- _Work order_
Every line with "dolor" in it should be copied from the data.

= = =

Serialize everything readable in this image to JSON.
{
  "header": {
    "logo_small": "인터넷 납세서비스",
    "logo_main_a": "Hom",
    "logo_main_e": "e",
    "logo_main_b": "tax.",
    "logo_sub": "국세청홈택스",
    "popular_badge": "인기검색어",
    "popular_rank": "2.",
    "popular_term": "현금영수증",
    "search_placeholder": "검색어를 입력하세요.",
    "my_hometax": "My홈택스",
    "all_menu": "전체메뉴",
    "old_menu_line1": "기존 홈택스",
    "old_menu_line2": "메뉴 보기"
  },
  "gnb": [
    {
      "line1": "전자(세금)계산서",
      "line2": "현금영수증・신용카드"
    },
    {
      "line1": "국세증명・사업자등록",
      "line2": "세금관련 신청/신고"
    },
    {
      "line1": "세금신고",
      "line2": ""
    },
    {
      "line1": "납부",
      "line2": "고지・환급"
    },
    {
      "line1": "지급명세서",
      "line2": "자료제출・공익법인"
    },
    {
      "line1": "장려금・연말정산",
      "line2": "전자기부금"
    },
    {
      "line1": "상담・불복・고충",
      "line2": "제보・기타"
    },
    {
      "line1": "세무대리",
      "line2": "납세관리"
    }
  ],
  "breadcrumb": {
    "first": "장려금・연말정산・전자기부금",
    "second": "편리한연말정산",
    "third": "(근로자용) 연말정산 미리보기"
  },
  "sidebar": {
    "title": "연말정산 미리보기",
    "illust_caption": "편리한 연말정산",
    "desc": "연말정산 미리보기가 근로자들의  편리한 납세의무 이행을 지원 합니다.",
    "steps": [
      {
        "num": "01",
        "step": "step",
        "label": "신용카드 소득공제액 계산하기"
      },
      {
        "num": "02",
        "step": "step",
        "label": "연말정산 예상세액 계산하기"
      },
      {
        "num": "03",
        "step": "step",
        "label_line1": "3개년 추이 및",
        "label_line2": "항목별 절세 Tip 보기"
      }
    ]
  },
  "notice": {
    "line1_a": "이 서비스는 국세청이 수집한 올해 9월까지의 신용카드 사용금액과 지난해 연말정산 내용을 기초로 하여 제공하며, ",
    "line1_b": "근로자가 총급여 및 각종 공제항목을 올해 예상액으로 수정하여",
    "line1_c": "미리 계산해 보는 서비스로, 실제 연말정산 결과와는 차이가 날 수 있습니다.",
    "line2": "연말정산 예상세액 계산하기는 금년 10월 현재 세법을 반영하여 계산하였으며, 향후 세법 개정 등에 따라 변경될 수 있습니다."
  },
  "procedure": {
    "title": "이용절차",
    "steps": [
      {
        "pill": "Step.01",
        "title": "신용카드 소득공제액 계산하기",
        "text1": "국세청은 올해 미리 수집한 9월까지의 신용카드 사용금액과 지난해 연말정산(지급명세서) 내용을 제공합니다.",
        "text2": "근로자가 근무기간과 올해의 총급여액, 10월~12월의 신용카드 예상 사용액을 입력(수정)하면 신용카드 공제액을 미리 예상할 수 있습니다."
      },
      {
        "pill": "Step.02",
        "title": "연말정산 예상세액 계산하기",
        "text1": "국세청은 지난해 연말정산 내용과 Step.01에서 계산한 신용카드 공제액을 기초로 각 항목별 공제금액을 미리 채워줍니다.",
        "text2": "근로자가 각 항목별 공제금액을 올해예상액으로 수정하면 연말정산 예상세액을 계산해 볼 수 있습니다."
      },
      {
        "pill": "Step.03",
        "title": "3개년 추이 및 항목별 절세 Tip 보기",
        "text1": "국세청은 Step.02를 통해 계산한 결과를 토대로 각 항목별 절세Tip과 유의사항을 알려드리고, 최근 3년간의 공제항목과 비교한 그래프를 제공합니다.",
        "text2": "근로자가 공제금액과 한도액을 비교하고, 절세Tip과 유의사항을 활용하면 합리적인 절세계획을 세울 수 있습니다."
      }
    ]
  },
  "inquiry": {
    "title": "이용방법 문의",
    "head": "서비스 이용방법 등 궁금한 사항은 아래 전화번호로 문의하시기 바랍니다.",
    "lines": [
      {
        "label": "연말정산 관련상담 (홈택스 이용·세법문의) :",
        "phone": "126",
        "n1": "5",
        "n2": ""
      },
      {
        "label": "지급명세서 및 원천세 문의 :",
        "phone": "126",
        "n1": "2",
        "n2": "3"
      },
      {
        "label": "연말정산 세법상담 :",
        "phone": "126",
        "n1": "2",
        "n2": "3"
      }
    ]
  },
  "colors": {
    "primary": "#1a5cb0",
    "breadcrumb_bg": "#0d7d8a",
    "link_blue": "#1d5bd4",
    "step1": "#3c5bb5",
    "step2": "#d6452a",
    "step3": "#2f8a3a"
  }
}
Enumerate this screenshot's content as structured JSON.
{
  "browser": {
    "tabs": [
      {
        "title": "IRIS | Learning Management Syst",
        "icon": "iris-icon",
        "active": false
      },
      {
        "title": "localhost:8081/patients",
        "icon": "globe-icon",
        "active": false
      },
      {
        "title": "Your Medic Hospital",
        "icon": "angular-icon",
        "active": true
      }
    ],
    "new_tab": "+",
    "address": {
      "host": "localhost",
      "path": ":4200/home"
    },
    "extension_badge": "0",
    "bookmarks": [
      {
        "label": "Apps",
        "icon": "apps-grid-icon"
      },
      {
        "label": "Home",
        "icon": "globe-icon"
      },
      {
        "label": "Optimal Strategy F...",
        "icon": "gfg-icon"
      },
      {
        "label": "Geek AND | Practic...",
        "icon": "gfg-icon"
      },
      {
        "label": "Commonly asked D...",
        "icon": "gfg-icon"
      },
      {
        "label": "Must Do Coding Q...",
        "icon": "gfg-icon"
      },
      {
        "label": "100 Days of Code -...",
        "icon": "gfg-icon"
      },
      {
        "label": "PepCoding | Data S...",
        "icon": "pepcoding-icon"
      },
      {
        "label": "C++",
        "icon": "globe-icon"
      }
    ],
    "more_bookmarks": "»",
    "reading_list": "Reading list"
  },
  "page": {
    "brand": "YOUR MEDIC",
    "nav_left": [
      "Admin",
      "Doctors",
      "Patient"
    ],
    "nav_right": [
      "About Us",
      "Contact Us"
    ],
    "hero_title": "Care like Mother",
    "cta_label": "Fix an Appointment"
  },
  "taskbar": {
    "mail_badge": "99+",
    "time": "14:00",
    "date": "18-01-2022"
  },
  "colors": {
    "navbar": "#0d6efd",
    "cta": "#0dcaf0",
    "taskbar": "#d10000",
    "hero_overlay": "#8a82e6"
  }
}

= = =

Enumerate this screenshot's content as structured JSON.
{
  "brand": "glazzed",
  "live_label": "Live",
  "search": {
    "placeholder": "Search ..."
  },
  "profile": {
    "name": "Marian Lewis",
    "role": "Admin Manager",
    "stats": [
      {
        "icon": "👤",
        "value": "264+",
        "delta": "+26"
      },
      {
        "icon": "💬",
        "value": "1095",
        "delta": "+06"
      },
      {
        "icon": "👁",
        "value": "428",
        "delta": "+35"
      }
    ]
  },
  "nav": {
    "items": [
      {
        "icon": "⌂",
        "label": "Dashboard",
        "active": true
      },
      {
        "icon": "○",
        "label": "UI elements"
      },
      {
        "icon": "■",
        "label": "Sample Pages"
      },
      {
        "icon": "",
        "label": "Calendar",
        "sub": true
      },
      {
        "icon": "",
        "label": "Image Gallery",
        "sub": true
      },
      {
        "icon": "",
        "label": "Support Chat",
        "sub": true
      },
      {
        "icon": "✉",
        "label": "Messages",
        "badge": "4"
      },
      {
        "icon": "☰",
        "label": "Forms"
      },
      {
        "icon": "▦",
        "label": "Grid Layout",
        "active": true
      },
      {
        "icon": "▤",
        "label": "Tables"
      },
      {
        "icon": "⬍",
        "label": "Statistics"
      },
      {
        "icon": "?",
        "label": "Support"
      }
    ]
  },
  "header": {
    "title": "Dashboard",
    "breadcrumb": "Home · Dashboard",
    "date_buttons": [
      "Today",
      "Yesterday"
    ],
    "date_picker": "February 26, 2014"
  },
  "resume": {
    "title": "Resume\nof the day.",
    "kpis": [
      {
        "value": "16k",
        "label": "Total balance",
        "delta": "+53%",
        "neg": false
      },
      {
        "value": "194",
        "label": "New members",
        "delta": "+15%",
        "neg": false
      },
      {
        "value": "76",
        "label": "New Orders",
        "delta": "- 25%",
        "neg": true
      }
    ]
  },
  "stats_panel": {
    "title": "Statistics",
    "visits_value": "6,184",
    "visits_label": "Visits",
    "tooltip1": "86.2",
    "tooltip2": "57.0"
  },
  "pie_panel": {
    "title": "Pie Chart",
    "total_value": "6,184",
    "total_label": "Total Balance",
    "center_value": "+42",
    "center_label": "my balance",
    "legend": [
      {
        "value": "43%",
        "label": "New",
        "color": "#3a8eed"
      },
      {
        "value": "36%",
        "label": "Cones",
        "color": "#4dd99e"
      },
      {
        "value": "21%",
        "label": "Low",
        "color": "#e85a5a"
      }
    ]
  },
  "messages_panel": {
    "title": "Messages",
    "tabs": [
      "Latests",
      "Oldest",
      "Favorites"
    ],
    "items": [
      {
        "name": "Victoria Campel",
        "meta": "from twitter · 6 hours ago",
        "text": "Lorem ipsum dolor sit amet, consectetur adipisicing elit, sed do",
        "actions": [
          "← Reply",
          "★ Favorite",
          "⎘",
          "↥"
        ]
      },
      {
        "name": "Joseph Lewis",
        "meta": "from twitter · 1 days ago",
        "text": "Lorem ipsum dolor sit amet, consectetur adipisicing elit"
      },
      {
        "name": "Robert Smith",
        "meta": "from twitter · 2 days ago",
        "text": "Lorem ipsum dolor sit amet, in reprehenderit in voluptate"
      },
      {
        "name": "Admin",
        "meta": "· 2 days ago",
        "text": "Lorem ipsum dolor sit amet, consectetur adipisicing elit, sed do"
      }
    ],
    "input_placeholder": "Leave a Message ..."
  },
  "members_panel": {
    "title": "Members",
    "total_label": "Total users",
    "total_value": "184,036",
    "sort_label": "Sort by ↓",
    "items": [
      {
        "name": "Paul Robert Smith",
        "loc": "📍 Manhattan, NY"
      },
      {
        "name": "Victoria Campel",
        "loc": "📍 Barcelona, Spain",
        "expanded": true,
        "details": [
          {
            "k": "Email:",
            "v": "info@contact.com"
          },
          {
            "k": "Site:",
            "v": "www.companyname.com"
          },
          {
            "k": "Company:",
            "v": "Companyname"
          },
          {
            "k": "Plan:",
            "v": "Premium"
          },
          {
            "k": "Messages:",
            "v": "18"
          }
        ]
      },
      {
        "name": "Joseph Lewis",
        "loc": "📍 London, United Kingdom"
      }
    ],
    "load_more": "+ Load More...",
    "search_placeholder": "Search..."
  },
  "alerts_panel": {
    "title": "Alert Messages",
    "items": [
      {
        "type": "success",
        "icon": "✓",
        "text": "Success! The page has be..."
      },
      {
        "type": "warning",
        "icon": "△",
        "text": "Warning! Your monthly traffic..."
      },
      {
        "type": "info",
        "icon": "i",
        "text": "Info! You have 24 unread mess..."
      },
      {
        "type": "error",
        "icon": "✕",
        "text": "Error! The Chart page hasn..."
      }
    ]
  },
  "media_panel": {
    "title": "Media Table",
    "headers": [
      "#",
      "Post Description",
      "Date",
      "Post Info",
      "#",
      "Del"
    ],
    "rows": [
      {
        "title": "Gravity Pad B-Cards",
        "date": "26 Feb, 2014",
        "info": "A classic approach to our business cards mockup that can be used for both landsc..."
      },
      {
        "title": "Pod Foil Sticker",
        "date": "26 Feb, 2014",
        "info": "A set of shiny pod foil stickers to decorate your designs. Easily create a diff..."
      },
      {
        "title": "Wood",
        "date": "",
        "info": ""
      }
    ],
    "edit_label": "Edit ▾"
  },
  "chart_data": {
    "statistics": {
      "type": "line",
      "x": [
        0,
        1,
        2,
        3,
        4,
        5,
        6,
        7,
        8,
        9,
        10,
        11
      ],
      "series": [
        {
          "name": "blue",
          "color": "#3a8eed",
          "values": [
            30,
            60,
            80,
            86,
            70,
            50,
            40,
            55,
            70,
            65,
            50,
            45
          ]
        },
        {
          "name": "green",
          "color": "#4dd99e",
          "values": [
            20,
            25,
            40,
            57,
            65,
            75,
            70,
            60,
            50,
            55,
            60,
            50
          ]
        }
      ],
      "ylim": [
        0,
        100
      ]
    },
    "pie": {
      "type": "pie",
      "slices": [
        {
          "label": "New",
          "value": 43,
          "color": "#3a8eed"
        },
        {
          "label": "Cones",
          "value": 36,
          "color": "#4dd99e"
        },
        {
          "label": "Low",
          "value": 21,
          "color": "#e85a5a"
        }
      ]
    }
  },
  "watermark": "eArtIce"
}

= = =

- _Answer to the exercise_
        "text": "Lorem ipsum dolor sit amet, consectetur adipisicing elit, sed do",
        "text": "Lorem ipsum dolor sit amet, consectetur adipisicing elit"
        "text": "Lorem ipsum dolor sit amet, in reprehenderit in voluptate"
        "text": "Lorem ipsum dolor sit amet, consectetur adipisicing elit, sed do"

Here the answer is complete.